Experimentation in Avicenna's Philosophy by Referring to Its Practical Application in His Works on Natural Sciences

Philosophy and Kalam 51 (2):245ß260 (2019)
Download Edit this record How to cite View on PhilPapers
Abstract
Avicenna, beside his theoretical discussions about experimentation, practically applied his experimental method to natural sciences studies such as medicine, biology, and meteorology. His theoretical discussions subsume propositions concerning the conditions under which experimental knowledge is attained, the components of this knowledge and its functions. Some of these propositions are as follows: necessity of recurrent observations for acquiring experimental knowledge, certainty plus conditional universality of such knowledge, and its role as demonstrative premises. Investigating the application of his theory in natural sciences propound two new features which were not elaborated in the theoretical discussions: fallibility of experimental knowledge and necessity of systematic observation. This research, using the analytic method and referring to both philosophical and scientific works of Avicenna, clarifies that a comprehensive definition of experimentation is dependent on considering extracted points from practical application of experimental knowledge, beside its theoretical components
PhilPapers/Archive ID
FADEIA
Revision history
Archival date: 2019-09-11
View upload history
References found in this work BETA

No references found.

Add more references

Citations of this work BETA

No citations found.

Add more citations

Added to PP index
2019-09-11

Total views
10 ( #42,365 of 42,302 )

Recent downloads (6 months)
10 ( #37,402 of 42,302 )

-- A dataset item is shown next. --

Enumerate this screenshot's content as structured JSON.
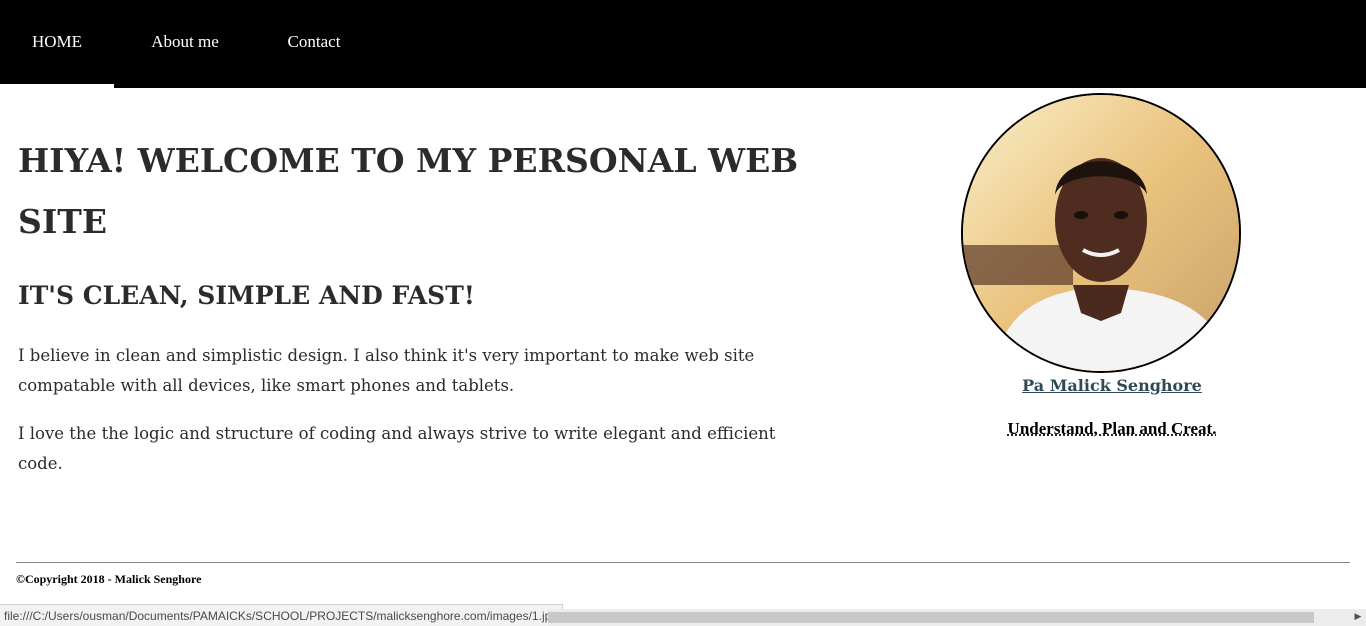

How can I increase my downloads?

Downloads since first upload
This graph includes both downloads from PhilArchive and clicks to external links.